(Your instructions) Each line of the listing where the string "label" appears is to be identified and copied.

(Given records)
###
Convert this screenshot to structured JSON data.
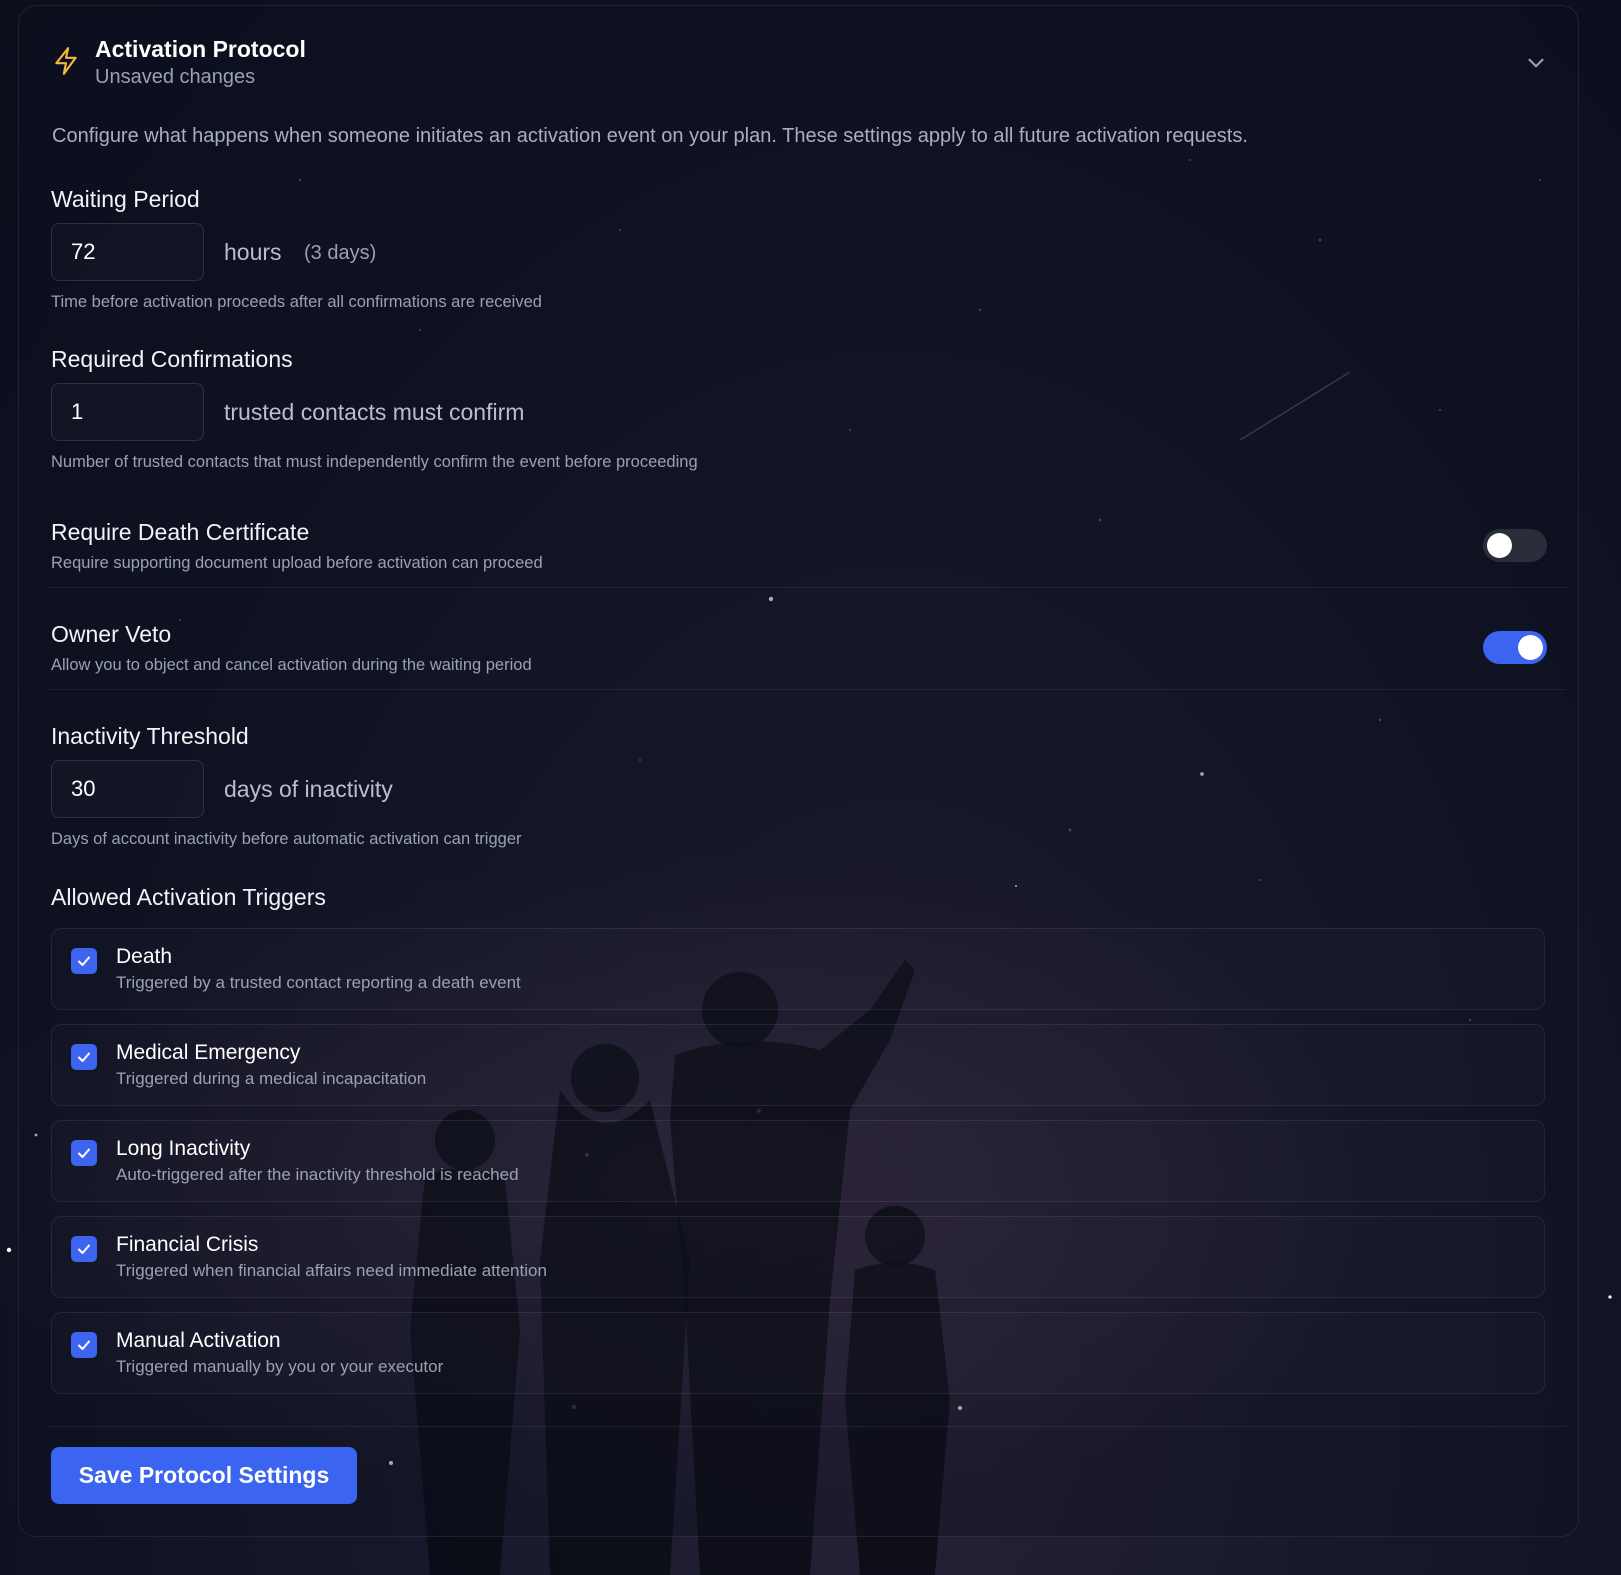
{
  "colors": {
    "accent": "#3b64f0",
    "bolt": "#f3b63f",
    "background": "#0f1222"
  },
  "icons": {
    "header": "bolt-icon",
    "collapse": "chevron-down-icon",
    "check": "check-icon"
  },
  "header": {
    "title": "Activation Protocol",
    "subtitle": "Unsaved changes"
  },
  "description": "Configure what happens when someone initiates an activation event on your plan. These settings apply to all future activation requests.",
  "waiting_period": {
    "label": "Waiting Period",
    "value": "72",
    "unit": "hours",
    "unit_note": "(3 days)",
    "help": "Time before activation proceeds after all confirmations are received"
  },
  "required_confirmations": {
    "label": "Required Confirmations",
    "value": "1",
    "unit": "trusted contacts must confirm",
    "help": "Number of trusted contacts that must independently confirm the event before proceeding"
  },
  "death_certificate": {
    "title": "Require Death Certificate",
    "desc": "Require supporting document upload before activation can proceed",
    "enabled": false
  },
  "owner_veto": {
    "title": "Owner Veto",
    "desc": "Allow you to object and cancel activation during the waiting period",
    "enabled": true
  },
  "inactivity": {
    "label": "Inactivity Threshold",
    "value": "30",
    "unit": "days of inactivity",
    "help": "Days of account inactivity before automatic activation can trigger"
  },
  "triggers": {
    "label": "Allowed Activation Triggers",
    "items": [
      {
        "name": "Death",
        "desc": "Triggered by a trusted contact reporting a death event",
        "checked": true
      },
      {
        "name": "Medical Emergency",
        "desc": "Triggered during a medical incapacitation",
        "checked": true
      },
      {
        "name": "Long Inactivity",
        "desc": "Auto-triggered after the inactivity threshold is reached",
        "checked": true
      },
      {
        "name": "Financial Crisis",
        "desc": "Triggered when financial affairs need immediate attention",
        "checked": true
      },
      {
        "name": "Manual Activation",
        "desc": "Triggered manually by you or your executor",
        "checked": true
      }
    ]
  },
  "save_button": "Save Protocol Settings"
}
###
(Exercise solution)
    "label": "Waiting Period",
    "label": "Required Confirmations",
    "label": "Inactivity Threshold",
    "label": "Allowed Activation Triggers",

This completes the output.